"We need to do it and we need to do it with a sense of urgency," Walz said.
Malcolm added that the accuracy and validity of the tests still need to be evaluated. Minnesotan officals will check their reliability before they run with anything.
Homeland Security and Emergency Management Commissioner Joe Kelly said the state response continues, and the public dashboard is being continually updated with the latest data online. Kelly added they are continuing to work to acquire PPE for first responders. The focus remains on weather this week as well, with water levels in Oslo coming down. The National Guard has been helping with flooding but could be recalled Friday or Saturday if the situation is under control.
Department of Employment and Economic Development (DEED) Commissioner Steve Grove said the amount of unemployment insurance (UI) applications have now doubled 2019’s amount (451,790). Grove said 14% of the state’s labor force has applied for UI application benefits, with 45% men and 55% women. People of color continue to be more affected by layoffs amid the pandemic, Grove noted.
A pandemic unemployment insurance program (PUA) is being set up actively, as Grove tweeted out more information on it earlier Tuesday.
Last wk, MN became the 1st state in the nation to implement the $600/wk federal "top-off" to unemployment insurance (UI) from the CARES act.— Steve Grove (@grove) April 14, 2020
Next step is to expand UI to cover self-employed. I want to share what that entails, as we’re getting lots of good questions here. 1/9
The program is essentially a brand new program being created, as it shows differences between the normal system Minnesota has in place. No state has yet paid any self-employed workers at this time. Grove urged Minnesotans who are self-employed to apply as soon as they can so when the system is up and working, the state can then reach out to applicants and get them benefits. The program is expected to be up and running by the end of the month.
DEED, MDH and the Department of Labor are continuing to work to adopt protocols for re-entry into work for businesses. Grove said they are getting many ideas and working with businesses to do so.
"The last thing we want to do is extend this pandemic by reopening things too quickly and more people getting sick," Grove said.
Grove and Walz pointed to a Sioux Falls, South Dakota plant was impacted by the COVID-19 pandemic, and over half of the state’s positive tests have come from the food plant.
Smithfield Foods closed its facility until further notice on Sunday. According to the state, 438 confirmed cases have come from the plant. Walz mentioned he is worried about sending workers back too soon for that reason. If it were to happen in Minnesota however, Malcolm noted the state is ready for a response of that degree.
Walz said he has also spoken with agriculture groups and food and commercial workers to discuss current issues and how to help them.

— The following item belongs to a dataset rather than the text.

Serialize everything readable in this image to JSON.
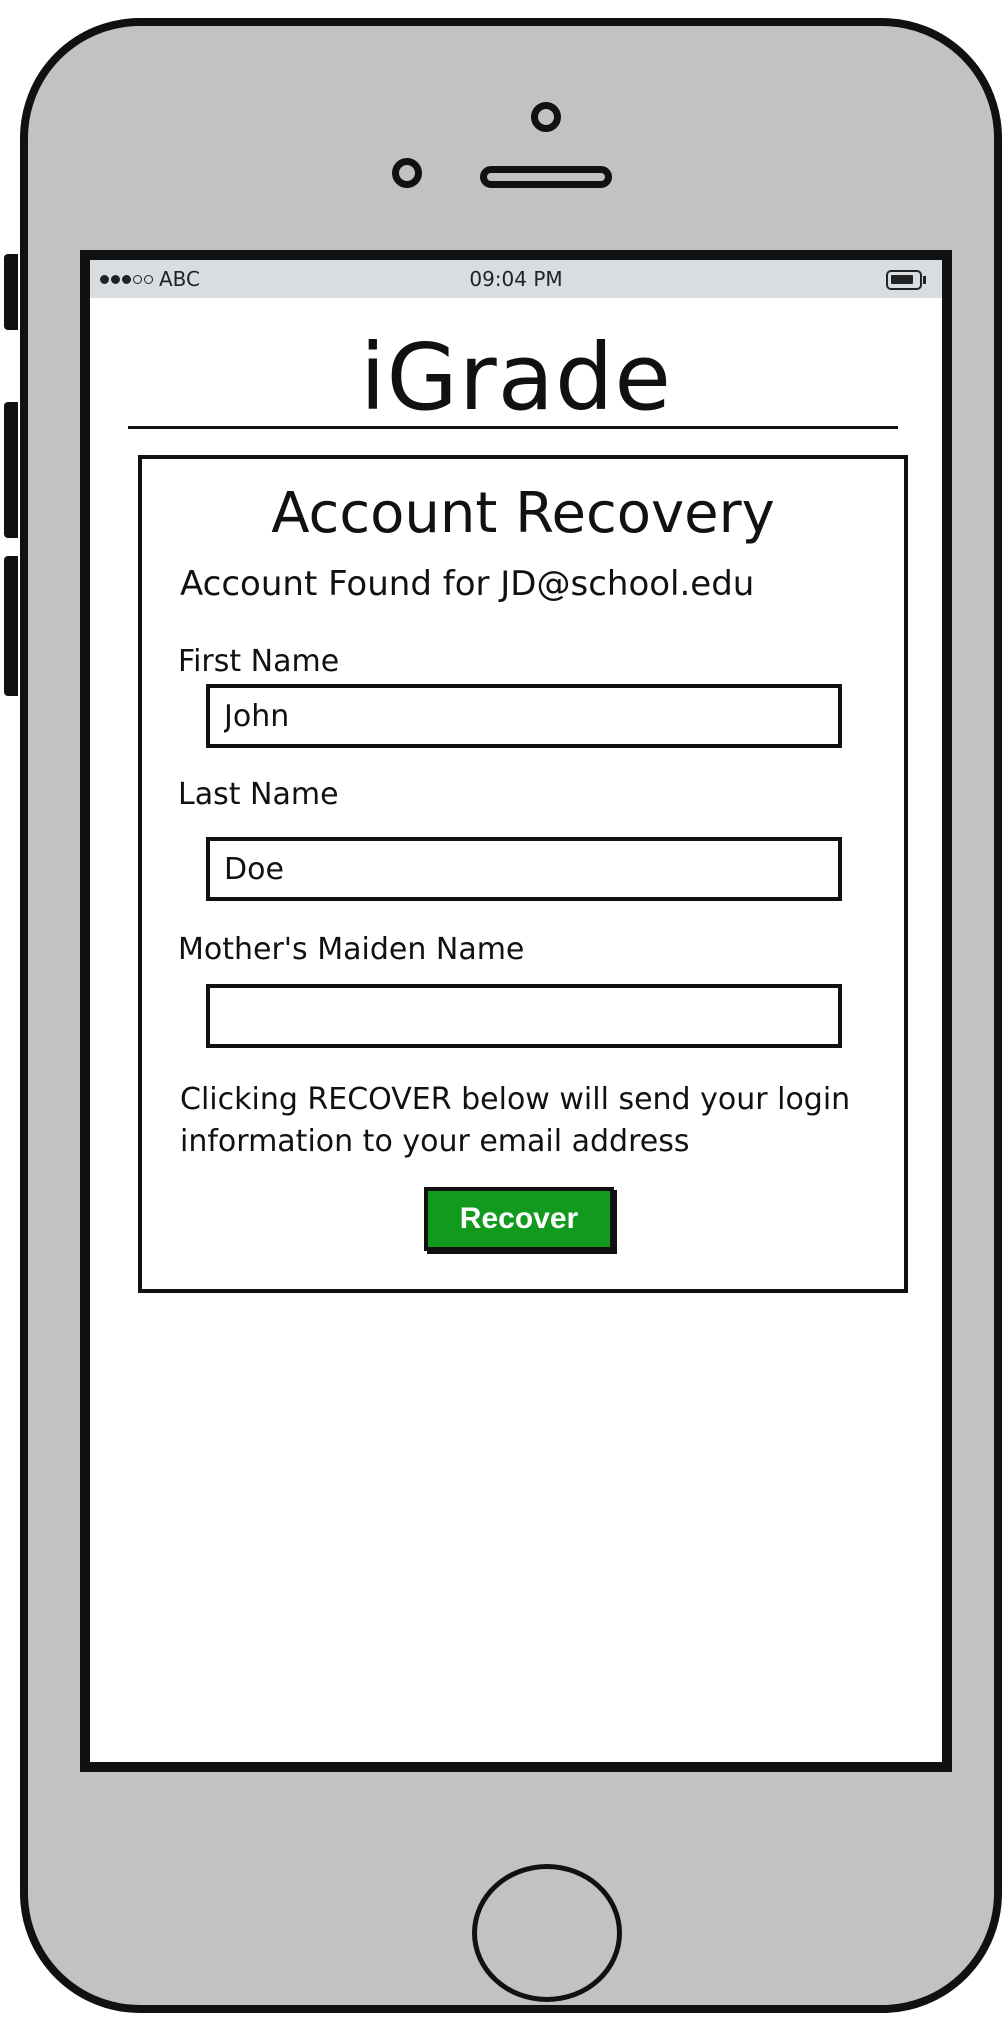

Walz added that testing will ultimately decide the fate of businesses opening up, as the goal remains to test at least 5,000 people a day.
"The virus will dictate what it’s going to do but it doesn’t have to control us," he said.